My Congressman Wants A More Accurate Measure Of Inflation For COLAs. How Would That Affect My Social Security Benefits?
Q: I received a mailing from my Representative stating that he supports a plan to save Social Security that would provide a more accurate measure of inflation to calculate annual cost-of-living adjustments. What would this mean for my benefits?
A: Many Members of Congress say they support more accurate Social Security cost-of-living adjustments (COLAs), but frequently fail to provide details of what they mean. One of the best ways for the public to evaluate proposals affecting the COLA is to learn which consumer price index (CPI) the lawmaker favors for calculating the annual boost. The choice of the CPI can make a difference of thousands of dollars in total lifetime benefits.
Recently House Ways and Means Social Security Subcommittee Chairman Rep. Sam Johnson (TX) defended the 2016 Social Security Reform Act, saying it provided “a more accurate measure of inflation for the COLA.” His plan would switch to the more slowly-growing CPI known as the chained consumer price index to calculate COLAs for low- to middle-income beneficiaries, and abolish COLAs altogether for people with incomes higher than $85,000 individuals or $170,000 couples. The COLA cuts alone were estimated by the Social Security Administration’s Chief Actuary to be responsible for more than half of the estimated cuts that the reform plan would produce over 75 years.
Based on how the chained CPI has performed over the past 16 years since it was first launched, average monthly benefits would be about $48 lower today if that index had been used to calculate the COLA since 2000 — a benefit cut of about 5%. That’s precisely the opposite of what today’s retirees need to provide adequate Social Security income over retirements that can last 20 to 30 years. According to a TSCL study, Social Security benefits have lost 23% of their buying power over the past 16 years because the current COLA is already doing such a poor job of keeping pace with rising costs.
The COLA is currently based on the Consumer Price Index for Urban Wage Earners and Clerical Workers (CPI-W). That index measures cost changes in items typically used by younger working adults. It gives greater weight to costs like gasoline which has gone down in price in recent years, but doesn’t give as much weight to medical costs and housing which have been rising rapidly and form a bigger share of spending for people age 62 and over.
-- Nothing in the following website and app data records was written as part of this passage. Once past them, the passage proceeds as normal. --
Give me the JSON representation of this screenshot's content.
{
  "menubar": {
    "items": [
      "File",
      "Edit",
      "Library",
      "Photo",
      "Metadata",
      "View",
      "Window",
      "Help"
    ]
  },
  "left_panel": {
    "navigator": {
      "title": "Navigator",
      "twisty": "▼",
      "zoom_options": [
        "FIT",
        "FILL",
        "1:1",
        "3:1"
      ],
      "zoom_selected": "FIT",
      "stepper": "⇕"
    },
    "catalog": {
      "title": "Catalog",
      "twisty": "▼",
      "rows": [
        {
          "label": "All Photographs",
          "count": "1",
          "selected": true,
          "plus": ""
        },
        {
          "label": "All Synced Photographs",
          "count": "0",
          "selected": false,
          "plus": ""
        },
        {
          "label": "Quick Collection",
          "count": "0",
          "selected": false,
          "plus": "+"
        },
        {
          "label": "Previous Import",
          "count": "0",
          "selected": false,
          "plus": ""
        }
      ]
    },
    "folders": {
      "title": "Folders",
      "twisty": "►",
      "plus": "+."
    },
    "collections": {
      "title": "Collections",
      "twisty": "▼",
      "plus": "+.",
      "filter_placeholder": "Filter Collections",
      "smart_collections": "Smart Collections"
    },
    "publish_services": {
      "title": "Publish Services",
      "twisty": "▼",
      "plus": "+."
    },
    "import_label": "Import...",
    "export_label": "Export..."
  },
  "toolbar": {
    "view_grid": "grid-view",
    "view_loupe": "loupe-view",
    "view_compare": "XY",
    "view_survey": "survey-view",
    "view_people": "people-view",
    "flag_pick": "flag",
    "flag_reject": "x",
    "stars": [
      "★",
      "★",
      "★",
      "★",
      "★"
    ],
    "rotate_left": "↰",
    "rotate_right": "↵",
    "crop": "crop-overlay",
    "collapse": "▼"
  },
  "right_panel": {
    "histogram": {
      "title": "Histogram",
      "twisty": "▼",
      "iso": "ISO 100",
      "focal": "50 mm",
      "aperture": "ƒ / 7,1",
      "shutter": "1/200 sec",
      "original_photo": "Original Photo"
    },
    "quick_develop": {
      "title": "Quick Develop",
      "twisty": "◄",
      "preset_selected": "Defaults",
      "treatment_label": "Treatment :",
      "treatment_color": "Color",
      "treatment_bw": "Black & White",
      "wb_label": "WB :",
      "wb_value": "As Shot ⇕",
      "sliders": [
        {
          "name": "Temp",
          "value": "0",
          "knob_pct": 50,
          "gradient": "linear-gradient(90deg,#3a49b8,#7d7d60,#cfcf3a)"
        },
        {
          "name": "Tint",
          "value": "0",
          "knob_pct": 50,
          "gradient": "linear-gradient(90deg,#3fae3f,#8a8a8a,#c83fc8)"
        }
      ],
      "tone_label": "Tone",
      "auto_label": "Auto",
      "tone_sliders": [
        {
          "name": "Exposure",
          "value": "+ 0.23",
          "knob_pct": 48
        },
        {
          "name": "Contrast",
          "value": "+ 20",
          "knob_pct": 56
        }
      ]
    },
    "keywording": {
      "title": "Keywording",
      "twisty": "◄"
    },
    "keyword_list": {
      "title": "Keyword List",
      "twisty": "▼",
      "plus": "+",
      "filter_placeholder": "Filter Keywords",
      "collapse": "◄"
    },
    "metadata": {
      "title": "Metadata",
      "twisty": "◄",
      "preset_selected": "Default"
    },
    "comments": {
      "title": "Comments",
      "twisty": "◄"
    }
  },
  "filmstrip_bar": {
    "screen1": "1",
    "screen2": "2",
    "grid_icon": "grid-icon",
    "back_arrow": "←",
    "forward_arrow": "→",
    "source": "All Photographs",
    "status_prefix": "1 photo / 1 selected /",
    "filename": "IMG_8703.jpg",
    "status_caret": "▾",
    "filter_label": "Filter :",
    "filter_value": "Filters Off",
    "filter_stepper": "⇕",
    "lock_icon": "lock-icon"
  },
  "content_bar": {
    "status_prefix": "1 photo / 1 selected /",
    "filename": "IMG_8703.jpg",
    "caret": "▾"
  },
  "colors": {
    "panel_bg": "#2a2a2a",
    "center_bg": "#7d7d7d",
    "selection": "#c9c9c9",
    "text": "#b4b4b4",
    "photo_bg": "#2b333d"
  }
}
TSCL believes the most appropriate inflation index for calculating the annual COLA is the Consumer Price Index for the Elderly (CPI-E). The index would generally provide modestly higher increases in most years. However, in 2017, the difference between a COLA payable using the CPI-E versus what retires actually received is at the highest level since the CPI-E was initiated. A COLA based on the CPI-E would be 2.1% in 2017, seven times higher than the tiny 0.3% that Social Security beneficiaries received based on the CPI-W.
TSCL is lobbying for legislation that would provide a more fair COLA by tying the calculation to a seniors index like the CPI-E.